Good Evening Fellow LJ’ers!
After an usually long hiatus from LJ, I’m finally back home and behind my woodworker’s desk again. While deployed to mainland Japan, I realized how much I loved the simplicity of woodworking while using Japanese tools. Now don’t get me wrong, there’s nothing like the sound of lumber going through the ol’ TS. But while there visiting quite a few Temples and Shrines (They are not the same, I’ve been reprimanded and remediated for this several times…lol), I realized that with the simplest of tools, they’ve been able to create structures that have lasted well over 1300 years (Yes, maintained over the years…but stilll impressive!). With that being said, I remember my mentor leading me in that direction prior to my deployment into the land of the red sun. “I just cut them dovetails out with a Dozuki,” he admitted. Now I’ve got to admit that the thought of using a tool named “Dozuki” was as daunting as drifting through Tokyo in a Ford Mustang! Nonetheless, I’ve come to realize what he has been onto this entire time. After overcoming a slightly steep learning curve and learning how to use them correctly, I’ve come to realize that using Japanese tools gives you a unique bond with a project that using most power tools just doesn’t. What brings me to this conclusion? Well lets just say that I spent many hours making paper thin, quilt-like shavings with a 60,000 Yen Kanna plane and it was therapy to my soul. I also had the pleasure of using some chisels and even got to learn how to spend 4 hours sharpening one (Let’s just say I may have mutilated one in the process of “Beating the…” as my mentor puts it :) After that experience, I wanted to thank him for keeping me open minded enough to seek out a few Japanese Woodworkers and trade a tip or two for some ballcap and patches. As soon as I got home, I purchased a read that was recommended to me by a few of them woodworkers. One for me, and of course, one for my mentor and friend Superdav! I hope you enjoy it when you recieve it brother. I wish you could have been there to enjoy the experience!

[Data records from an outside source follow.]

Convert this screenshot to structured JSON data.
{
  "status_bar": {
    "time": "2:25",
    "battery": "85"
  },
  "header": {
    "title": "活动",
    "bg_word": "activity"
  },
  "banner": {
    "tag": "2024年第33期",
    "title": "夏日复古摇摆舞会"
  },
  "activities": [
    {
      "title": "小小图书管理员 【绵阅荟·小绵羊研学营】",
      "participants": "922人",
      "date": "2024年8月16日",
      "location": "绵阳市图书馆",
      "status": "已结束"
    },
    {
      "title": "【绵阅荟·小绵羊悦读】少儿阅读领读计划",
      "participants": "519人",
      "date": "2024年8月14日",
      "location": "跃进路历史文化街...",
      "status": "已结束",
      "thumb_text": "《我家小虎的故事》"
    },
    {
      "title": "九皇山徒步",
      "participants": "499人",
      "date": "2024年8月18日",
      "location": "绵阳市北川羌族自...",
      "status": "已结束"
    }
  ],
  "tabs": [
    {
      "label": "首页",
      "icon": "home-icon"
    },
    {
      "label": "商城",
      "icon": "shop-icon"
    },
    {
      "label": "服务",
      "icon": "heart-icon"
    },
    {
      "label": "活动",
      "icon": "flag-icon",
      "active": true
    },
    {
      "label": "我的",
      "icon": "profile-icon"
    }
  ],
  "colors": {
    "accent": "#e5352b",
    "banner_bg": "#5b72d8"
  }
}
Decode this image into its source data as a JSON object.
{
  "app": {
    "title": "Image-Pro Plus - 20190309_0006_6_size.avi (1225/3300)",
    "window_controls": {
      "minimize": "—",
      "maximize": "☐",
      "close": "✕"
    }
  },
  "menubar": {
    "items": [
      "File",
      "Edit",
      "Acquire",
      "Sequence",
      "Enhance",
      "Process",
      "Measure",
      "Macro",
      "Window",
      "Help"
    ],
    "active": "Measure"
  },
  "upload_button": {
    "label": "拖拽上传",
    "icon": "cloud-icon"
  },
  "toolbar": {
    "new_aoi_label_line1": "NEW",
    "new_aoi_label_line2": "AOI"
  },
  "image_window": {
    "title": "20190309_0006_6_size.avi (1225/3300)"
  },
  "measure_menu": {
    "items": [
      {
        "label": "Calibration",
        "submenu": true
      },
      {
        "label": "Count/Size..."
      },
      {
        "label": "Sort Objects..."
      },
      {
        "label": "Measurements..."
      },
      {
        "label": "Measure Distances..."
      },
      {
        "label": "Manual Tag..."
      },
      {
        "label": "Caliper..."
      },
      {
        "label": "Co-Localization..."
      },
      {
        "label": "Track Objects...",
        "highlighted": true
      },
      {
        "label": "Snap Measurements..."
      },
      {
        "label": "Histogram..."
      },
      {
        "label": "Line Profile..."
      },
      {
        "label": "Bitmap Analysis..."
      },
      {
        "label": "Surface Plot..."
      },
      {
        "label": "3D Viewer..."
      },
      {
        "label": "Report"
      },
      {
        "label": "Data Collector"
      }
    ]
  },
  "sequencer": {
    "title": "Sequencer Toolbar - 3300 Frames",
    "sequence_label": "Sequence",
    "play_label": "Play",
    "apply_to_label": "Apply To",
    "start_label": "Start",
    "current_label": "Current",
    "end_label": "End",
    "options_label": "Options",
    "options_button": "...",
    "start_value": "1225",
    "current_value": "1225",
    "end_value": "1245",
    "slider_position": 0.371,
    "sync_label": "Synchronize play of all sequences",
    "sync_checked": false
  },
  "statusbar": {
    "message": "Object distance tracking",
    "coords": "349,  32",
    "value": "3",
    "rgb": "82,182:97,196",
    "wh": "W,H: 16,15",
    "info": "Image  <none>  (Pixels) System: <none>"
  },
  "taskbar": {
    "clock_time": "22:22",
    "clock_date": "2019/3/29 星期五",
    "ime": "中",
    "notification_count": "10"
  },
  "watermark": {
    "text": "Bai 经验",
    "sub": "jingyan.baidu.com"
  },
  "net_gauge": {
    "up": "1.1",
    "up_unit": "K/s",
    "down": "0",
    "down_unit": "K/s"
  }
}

-- - As a woodworker, it could be interesting sometimes waking up in the morning and asking, "Lord, what will you have me do today?" -Noah